on the Shard End/Kinghurst estate”. Dave later helped to form the Brum band Second City Sound
who had a hit record in 1966 with the classically-styled Tchaikovsky One.

Jeff Lynne soon brought in Kevin “Kex” Gorin on drums and Dave Merrick as bass guitarist
to replace Rob Reader who was also leaving. Dave Watson’s brother Willie joined the Andicaps
for a short time as harmonica player which gave the band a more blues-based sound.
Despite winning second place at a local competition for “Band of The Year”,
Jeff Lynne had musical ambitions that lay beyond what the Andicaps provided
and longed to turn “pro” with an established band. It was to this aim that Jeff left the Andicaps
at the end of 1964 and joined a well known local group called The Chads (see The Sundowners)
as replacement for their departing lead guitarist Mick Adkins.

The Andicaps voted to carry on, so after enlisting Jake Commander
to replace Jeff Lynne on lead guitar, they got a proper manager
and started undertaking many more bookings. The band went over to Germany in May of 1966
with their van having a large Union Jack painted on it. John Kerton recalls;
“In Germany we watched England win the World Cup before we went on stage.
Lucky for us we did not get beaten up!”.
The Andicaps also visited Lapland in 1966 becoming only the second British group to perform there.

The Andicaps

As well as headlining, the Andicaps also opened up for and supported many famous bands
and performers who were big at the time.
Despite the large amount of bookings undertaken by the band, lead vocalist
John Kerton left the group in 1967.
By this time, the pop music scene was undergoing some radical changes.
Bass guitarist Dave Merrick left the Andicaps and was replaced by Malcolm Garner.
Jake Commander also went and was replaced by Mike Heard from the John Bull Breed.
Within a year, the remaining Andicaps also decided it was time to explore new musical avenues
and the group disbanded.
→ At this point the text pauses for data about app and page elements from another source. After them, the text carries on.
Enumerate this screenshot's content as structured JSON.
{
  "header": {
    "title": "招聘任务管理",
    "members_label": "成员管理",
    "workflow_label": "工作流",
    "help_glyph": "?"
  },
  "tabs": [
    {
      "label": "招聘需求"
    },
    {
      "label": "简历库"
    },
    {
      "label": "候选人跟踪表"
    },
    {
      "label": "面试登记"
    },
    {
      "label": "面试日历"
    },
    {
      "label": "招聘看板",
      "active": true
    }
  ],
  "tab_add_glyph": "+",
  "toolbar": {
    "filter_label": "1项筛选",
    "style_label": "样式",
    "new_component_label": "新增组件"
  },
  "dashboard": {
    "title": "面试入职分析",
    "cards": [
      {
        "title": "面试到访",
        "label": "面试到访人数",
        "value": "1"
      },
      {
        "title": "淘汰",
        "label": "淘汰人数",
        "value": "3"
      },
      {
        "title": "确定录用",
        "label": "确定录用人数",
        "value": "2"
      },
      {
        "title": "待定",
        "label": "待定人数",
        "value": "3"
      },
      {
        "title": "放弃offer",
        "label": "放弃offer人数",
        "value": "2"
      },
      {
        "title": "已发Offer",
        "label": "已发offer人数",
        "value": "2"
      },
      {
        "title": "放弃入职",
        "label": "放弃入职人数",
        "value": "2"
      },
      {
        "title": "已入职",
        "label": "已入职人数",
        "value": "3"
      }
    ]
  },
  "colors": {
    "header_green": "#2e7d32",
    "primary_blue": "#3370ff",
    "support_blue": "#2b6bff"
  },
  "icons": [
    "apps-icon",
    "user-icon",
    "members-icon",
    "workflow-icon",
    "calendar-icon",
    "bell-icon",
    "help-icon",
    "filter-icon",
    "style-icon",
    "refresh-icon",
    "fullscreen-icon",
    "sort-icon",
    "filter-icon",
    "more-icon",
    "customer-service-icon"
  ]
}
Dave Watson left music to become a successful commercial artist and advertising director.
Kex Gorin went on to play drums in the well-known Brum band Magnum whose first album
was produced by his former Andicaps bandmate Jake Commander.
Jake would also work for the Electric Light Orchestra (E.L.O.) in the 1970s
under supervision of former Andicaps leader Jeff Lynne.
Malcolm Garner joined the Jasper Stubbs Gloryland Band and later joined The Exception.
Original Andicaps drummer Dave Walsh after his time with the Second City Sound,
went to live in the USA where he now works as an airline pilot.
John Kerton fronted the successful U.K. function band Red Sun who were the resident band
at the Birmingham Locarno for eight years.
He then went on to become band-leader on the luxury ocean liner Q.E.2.
These days, John is Director of his own company JLP Events in the U.K.

Jeff Lynne, after his time with The Chads, joined Birmingham’s legendary Nightriders
who became the psychedelically-styled Idle Race in 1967.
From there, he went on to join Roy Wood in The Move. By 1972,
The Move had evolved into the Electric Light Orchestra (ELO) and fronted by Jeff Lynne,
they became one of the most successful British bands of the 1970s.
Jeff’s many other musical accomplishments are beyond the scope of this forum,
and can be sources on the internet
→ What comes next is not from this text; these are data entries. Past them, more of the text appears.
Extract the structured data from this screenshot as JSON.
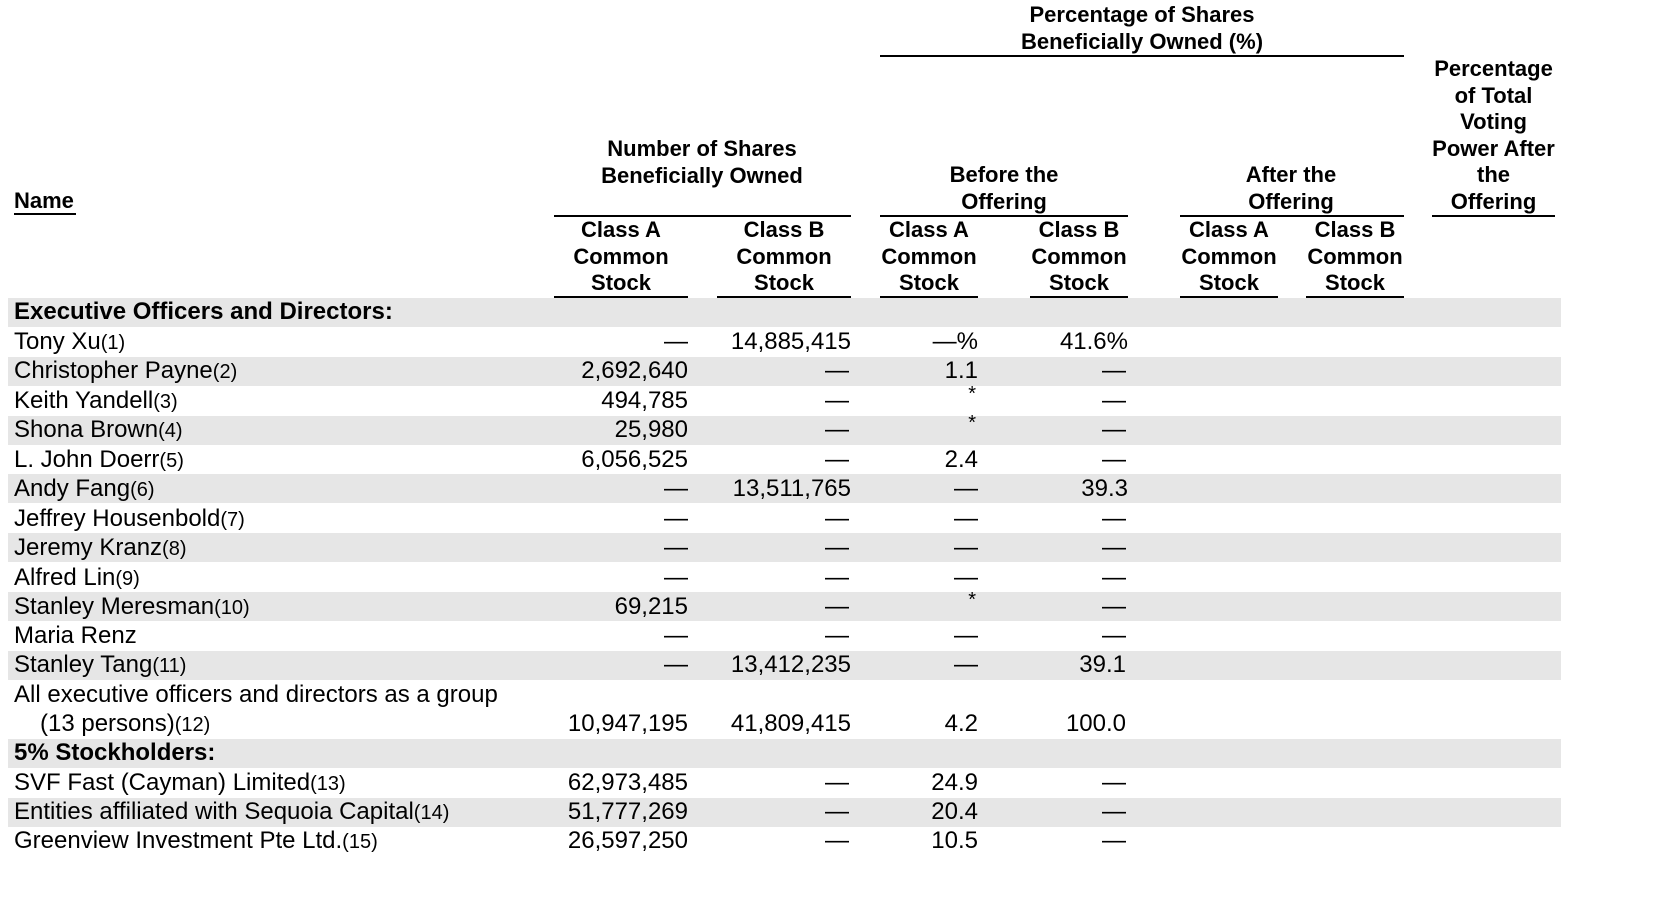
{
  "header": {
    "name": "Name",
    "shares_owned": "Number of Shares Beneficially Owned",
    "pct_owned": "Percentage of Shares Beneficially Owned (%)",
    "before": "Before the Offering",
    "after": "After the Offering",
    "voting": "Percentage of Total Voting Power After the Offering",
    "class_a": "Class A Common Stock",
    "class_b": "Class B Common Stock"
  },
  "sections": {
    "officers": "Executive Officers and Directors:",
    "holders": "5% Stockholders:"
  },
  "rows": [
    {
      "name": "Tony Xu",
      "fn": "(1)",
      "a": "—",
      "b": "14,885,415",
      "pa": "—%",
      "pb": "41.6%"
    },
    {
      "name": "Christopher Payne",
      "fn": "(2)",
      "a": "2,692,640",
      "b": "—",
      "pa": "1.1",
      "pb": "—"
    },
    {
      "name": "Keith Yandell",
      "fn": "(3)",
      "a": "494,785",
      "b": "—",
      "pa": "*",
      "pb": "—"
    },
    {
      "name": "Shona Brown",
      "fn": "(4)",
      "a": "25,980",
      "b": "—",
      "pa": "*",
      "pb": "—"
    },
    {
      "name": "L. John Doerr",
      "fn": "(5)",
      "a": "6,056,525",
      "b": "—",
      "pa": "2.4",
      "pb": "—"
    },
    {
      "name": "Andy Fang",
      "fn": "(6)",
      "a": "—",
      "b": "13,511,765",
      "pa": "—",
      "pb": "39.3"
    },
    {
      "name": "Jeffrey Housenbold",
      "fn": "(7)",
      "a": "—",
      "b": "—",
      "pa": "—",
      "pb": "—"
    },
    {
      "name": "Jeremy Kranz",
      "fn": "(8)",
      "a": "—",
      "b": "—",
      "pa": "—",
      "pb": "—"
    },
    {
      "name": "Alfred Lin",
      "fn": "(9)",
      "a": "—",
      "b": "—",
      "pa": "—",
      "pb": "—"
    },
    {
      "name": "Stanley Meresman",
      "fn": "(10)",
      "a": "69,215",
      "b": "—",
      "pa": "*",
      "pb": "—"
    },
    {
      "name": "Maria Renz",
      "fn": "",
      "a": "—",
      "b": "—",
      "pa": "—",
      "pb": "—"
    },
    {
      "name": "Stanley Tang",
      "fn": "(11)",
      "a": "—",
      "b": "13,412,235",
      "pa": "—",
      "pb": "39.1"
    }
  ],
  "group_row": {
    "line1": "All executive officers and directors as a group",
    "line2": "(13 persons)",
    "fn": "(12)",
    "a": "10,947,195",
    "b": "41,809,415",
    "pa": "4.2",
    "pb": "100.0"
  },
  "holders": [
    {
      "name": "SVF Fast (Cayman) Limited",
      "fn": "(13)",
      "a": "62,973,485",
      "b": "—",
      "pa": "24.9",
      "pb": "—"
    },
    {
      "name": "Entities affiliated with Sequoia Capital",
      "fn": "(14)",
      "a": "51,777,269",
      "b": "—",
      "pa": "20.4",
      "pb": "—"
    },
    {
      "name": "Greenview Investment Pte Ltd.",
      "fn": "(15)",
      "a": "26,597,250",
      "b": "—",
      "pa": "10.5",
      "pb": "—"
    }
  ]
}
With Special Thanks to
Brum Beat
Copyright © John R Woodhouse
and to John Kerton, Dave Walsh, and Jake Commander
for assistance in preparing the Andicaps biography

Compiled by Keith Law